*WORK TASK*
In the entries that follow, which lines hold the string "avatar"? List them.

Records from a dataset
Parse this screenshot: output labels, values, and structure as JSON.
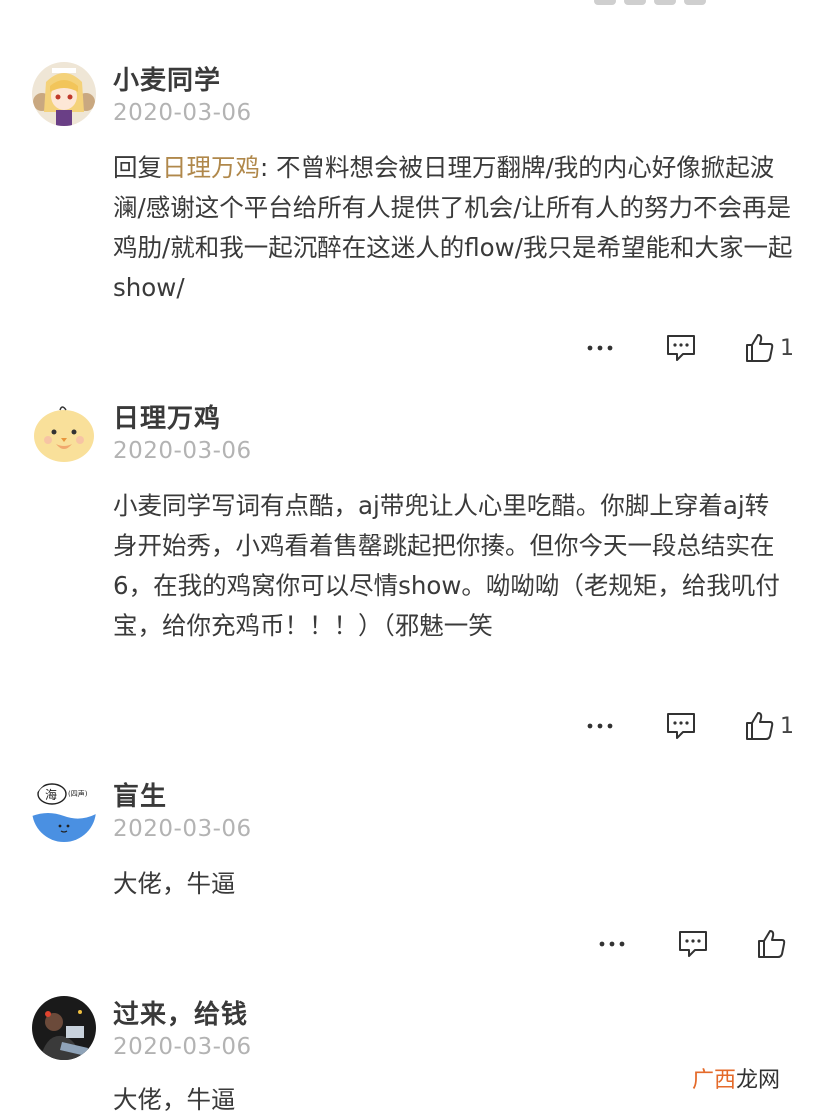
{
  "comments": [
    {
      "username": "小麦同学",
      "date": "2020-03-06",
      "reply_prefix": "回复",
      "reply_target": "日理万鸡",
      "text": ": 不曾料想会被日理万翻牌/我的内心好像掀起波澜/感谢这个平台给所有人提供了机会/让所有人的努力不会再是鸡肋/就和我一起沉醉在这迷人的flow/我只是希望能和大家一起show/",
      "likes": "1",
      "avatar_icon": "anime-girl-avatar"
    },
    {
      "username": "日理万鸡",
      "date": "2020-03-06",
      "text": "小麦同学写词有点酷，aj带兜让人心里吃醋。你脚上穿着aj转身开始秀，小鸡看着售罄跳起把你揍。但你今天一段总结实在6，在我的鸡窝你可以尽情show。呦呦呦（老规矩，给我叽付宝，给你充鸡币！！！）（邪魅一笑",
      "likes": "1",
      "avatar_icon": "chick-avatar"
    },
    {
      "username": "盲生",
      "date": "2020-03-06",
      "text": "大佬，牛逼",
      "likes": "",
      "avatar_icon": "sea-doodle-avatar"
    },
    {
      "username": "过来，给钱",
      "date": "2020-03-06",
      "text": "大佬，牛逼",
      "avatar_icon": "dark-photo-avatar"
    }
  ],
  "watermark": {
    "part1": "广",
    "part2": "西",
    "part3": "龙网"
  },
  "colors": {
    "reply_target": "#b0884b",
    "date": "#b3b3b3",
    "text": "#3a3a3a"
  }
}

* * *

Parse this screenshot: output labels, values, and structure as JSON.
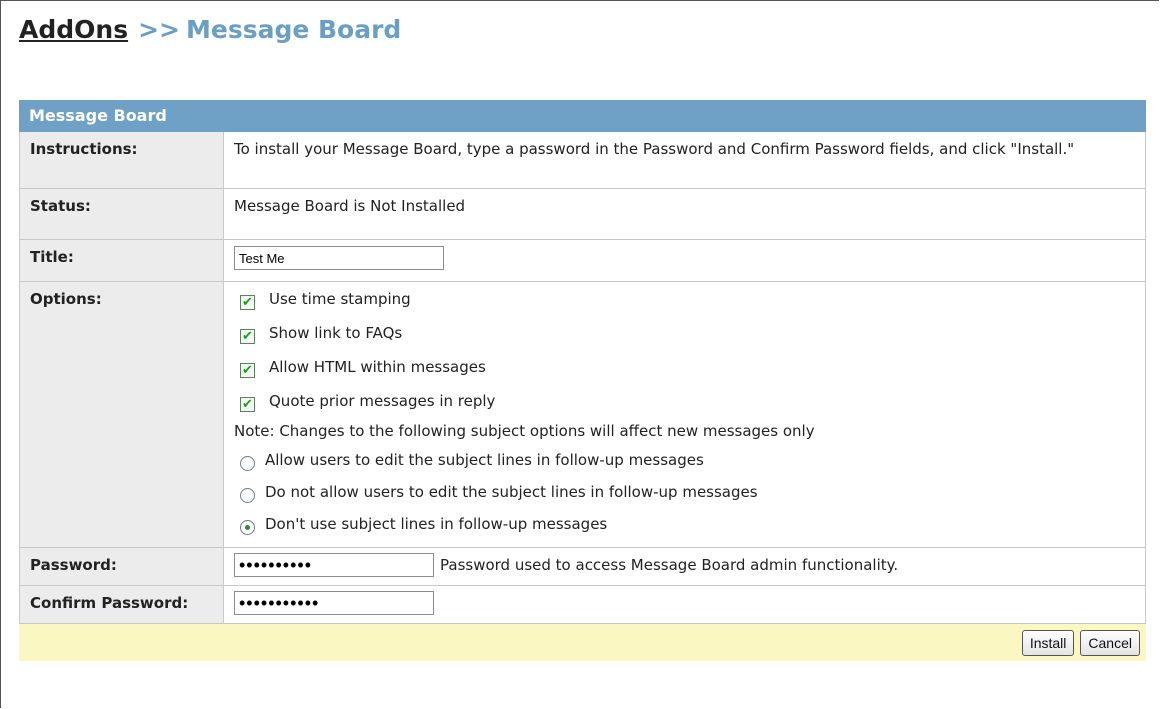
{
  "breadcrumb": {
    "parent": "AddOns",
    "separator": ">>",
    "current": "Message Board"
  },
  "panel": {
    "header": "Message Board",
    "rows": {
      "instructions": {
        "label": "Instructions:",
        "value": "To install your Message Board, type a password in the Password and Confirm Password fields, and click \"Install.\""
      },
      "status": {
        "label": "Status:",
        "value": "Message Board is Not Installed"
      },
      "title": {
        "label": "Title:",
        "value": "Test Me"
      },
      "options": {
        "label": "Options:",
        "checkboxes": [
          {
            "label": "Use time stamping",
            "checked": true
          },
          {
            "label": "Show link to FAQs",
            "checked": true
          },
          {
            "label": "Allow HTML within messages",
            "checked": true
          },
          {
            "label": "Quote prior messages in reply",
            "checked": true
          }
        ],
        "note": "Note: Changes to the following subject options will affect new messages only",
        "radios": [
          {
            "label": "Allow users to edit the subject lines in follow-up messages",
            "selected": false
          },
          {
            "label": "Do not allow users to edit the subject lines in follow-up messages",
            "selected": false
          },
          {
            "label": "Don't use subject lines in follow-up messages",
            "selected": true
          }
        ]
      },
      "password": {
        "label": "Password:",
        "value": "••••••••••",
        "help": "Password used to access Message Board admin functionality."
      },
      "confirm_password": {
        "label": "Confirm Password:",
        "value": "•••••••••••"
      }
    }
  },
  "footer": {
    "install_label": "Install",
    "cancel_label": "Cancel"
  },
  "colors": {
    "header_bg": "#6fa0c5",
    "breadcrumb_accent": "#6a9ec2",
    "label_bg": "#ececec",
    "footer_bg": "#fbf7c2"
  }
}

*TASK ANSWER*
      "avatar_icon": "anime-girl-avatar"
      "avatar_icon": "chick-avatar"
      "avatar_icon": "sea-doodle-avatar"
      "avatar_icon": "dark-photo-avatar"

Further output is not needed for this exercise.